29 June 2008

Book of the Week #5: Fanagalo Phrasebook

On the net there is conflicting information about the popularity of Fanagalo and very little about the language itself. I got curious a few years ago and obtained Fanagalo Phrase-book, Grammar and Dictionary by J.D. Bold, published by Ernest Stanton Publishers, Johannesburg (tenth edition, 1977).

The author claims that (at least when he was writing) Fanagalo is a widely used lingua franca in southern Africa, not limited to giving orders to miners and domestic servants, but actually helpful every day to people in all kinds of situations. Here he takes a swipe at Esperanto:

He does a good job explaining how to make the clicks represented by the letters c, q, x. For example he says the x click "is the sound that White children make when they imagine they are urging a horse to get moving."

Below is a sample of the grammar section.

You can read a Fanagalo text specimen here.


Susan-Mary said...

Dear Mr. Harrison,

Could you please tell me where you obtained this copy of the no out of print "Fanagalo Phrase-book" as I really want to buy a copy for my father.

Thank you


riku said...

I purchased my copy on abebooks.com which is an excellent source of used books. -RH

Anonymous said...

Cool site, I hadn't noticed langbreeze.blogspot.com earlier during my searches!
Carry on the great work!

Anonymous said...


This is a message for the webmaster/admin here at langbreeze.blogspot.com.

Can I use some of the information from this blog post above if I give a link back to this website?


R.K.Harrison said...

Yes, feel free to quote this blog and/or link back to it.

Anonymous said...

I bought Fanagalo by JD Bold in Johannesburg where they were selling for about US$ five cents each.

The reason for this is that Fanagalo is a pidgin used mostly under Apartheid for the whites to attempt to communicate with Blacks.

They should have just learned any of the 11 official languages, and others.

Anonymous said...

Johannesburg is the commercial center where many AFRICANS came from various areas looking for employment verged, speaking different languages. It served them all including the whites, colourds and Indians! You can't paint everybody with the same brush you ignorant fool.

Robin Clay said...

Not only that - but Wenela gathered wrkers from all over Southern Africa - as far as the Congo, Angloa and Mozambique, where returned workers still know the language. It was also used by white Rhodesians visitng LM on holiday, for none spoke portuguese, and the locals spoke no English.

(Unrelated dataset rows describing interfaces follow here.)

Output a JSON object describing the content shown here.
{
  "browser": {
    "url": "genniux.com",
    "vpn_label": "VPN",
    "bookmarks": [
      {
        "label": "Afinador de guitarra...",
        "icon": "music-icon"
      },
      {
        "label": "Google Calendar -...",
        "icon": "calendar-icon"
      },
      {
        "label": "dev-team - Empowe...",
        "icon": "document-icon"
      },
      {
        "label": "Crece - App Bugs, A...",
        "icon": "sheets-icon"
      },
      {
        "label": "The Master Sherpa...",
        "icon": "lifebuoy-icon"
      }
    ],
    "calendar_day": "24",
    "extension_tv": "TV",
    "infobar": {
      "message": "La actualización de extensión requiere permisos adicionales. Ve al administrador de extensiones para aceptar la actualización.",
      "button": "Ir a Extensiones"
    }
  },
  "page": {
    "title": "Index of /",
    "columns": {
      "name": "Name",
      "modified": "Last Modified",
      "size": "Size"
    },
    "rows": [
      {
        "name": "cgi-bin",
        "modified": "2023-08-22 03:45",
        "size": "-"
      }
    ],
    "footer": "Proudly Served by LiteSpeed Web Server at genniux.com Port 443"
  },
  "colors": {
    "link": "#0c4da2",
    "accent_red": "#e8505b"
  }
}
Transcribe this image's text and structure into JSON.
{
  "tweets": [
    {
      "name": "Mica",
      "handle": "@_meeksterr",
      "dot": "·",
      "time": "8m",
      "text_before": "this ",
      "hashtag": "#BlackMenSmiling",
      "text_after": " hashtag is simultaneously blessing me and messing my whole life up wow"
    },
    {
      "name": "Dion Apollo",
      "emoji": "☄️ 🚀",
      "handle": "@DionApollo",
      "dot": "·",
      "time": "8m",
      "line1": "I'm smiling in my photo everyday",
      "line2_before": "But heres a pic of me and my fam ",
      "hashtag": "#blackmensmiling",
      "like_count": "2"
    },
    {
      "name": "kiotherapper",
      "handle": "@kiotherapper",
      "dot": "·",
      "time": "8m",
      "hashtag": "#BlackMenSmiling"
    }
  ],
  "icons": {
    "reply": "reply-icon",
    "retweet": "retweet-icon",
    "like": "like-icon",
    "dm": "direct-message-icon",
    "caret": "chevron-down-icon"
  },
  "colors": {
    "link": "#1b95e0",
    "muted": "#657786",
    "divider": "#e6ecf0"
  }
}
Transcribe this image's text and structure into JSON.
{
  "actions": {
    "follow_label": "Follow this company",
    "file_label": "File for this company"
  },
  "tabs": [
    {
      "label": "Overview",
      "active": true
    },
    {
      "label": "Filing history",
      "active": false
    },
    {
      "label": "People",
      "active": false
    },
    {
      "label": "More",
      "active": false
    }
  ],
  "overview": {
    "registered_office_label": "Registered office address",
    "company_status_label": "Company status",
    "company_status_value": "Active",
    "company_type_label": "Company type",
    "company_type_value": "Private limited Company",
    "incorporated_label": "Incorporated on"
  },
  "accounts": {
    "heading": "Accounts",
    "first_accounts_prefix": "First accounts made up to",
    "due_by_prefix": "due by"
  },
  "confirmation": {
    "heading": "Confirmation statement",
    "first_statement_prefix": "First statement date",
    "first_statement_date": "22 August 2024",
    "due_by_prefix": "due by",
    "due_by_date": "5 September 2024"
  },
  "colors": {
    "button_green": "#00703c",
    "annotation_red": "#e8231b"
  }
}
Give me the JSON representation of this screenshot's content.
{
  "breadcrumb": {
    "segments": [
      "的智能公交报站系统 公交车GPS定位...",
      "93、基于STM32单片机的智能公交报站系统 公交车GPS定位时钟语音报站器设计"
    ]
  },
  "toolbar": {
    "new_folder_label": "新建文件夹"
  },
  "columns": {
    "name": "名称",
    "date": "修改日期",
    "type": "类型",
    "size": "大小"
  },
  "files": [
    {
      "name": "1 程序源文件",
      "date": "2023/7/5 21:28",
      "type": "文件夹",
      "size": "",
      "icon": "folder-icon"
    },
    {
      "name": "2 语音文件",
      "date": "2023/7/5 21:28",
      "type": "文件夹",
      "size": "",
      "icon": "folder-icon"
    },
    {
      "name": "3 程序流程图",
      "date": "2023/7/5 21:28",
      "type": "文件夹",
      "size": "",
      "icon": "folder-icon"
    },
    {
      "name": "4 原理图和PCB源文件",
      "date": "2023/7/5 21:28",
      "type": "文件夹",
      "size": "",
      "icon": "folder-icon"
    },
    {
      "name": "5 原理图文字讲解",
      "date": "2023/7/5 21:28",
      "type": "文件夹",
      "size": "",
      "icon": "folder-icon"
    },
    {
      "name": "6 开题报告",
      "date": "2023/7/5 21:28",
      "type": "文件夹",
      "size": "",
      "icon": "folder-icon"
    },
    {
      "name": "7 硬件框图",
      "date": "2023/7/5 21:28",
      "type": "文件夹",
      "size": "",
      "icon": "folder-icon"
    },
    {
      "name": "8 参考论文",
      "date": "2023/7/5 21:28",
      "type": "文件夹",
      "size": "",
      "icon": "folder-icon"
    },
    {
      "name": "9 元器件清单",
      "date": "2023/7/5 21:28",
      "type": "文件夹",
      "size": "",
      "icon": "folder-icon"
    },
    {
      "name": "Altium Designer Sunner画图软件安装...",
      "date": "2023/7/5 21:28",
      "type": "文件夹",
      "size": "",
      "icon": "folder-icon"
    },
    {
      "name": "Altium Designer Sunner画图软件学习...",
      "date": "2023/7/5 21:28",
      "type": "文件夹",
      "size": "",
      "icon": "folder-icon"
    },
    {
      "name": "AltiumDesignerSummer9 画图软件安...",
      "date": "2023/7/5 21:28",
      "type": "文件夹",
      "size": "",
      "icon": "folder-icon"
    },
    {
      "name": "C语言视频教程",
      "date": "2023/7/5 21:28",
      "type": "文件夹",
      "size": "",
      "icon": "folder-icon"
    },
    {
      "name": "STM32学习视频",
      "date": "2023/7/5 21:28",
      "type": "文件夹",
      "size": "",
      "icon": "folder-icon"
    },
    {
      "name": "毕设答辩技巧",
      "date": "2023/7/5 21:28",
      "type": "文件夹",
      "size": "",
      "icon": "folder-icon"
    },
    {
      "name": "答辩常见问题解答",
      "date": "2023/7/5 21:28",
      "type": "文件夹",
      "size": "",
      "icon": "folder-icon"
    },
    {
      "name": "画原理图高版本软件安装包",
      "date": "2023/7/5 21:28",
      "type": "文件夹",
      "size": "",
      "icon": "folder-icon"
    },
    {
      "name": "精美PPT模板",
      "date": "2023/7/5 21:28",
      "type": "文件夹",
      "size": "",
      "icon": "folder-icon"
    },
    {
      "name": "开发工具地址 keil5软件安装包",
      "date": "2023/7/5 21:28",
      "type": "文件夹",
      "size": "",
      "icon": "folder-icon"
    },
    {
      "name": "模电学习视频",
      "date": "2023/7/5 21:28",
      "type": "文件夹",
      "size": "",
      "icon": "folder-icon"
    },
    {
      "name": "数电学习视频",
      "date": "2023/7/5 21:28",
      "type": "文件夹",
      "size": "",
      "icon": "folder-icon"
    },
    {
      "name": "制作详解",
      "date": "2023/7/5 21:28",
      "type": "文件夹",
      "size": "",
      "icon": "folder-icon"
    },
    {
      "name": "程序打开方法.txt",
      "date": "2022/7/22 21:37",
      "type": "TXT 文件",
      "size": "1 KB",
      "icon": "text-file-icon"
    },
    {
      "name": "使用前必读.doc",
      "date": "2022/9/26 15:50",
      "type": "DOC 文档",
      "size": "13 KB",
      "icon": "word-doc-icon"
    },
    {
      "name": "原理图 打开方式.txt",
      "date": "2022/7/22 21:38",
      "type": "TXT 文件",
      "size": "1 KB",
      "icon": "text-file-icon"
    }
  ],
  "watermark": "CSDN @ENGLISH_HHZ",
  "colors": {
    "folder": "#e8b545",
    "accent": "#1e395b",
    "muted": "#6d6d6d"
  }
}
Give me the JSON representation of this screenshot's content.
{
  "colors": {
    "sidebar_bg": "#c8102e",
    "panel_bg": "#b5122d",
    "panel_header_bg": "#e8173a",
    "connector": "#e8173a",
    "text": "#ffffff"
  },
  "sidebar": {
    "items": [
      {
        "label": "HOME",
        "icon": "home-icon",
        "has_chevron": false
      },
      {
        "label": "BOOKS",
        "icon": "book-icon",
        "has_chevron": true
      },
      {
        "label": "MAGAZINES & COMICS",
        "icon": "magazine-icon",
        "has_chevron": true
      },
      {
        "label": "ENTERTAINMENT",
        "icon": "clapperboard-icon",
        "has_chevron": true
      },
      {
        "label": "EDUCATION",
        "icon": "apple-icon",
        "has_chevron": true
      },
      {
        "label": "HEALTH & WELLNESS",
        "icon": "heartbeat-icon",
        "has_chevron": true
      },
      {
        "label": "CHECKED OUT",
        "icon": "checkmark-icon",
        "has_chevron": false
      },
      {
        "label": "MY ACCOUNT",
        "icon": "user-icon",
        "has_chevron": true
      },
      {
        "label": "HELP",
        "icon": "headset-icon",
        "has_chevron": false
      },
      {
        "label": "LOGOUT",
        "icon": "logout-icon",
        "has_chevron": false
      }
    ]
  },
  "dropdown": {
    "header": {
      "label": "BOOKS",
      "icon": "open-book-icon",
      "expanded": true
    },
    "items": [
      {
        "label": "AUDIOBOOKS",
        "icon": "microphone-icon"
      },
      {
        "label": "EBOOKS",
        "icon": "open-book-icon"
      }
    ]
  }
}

Oh, and it is being revived, as people realise its usefulness.

It takes about 15 hours to learn.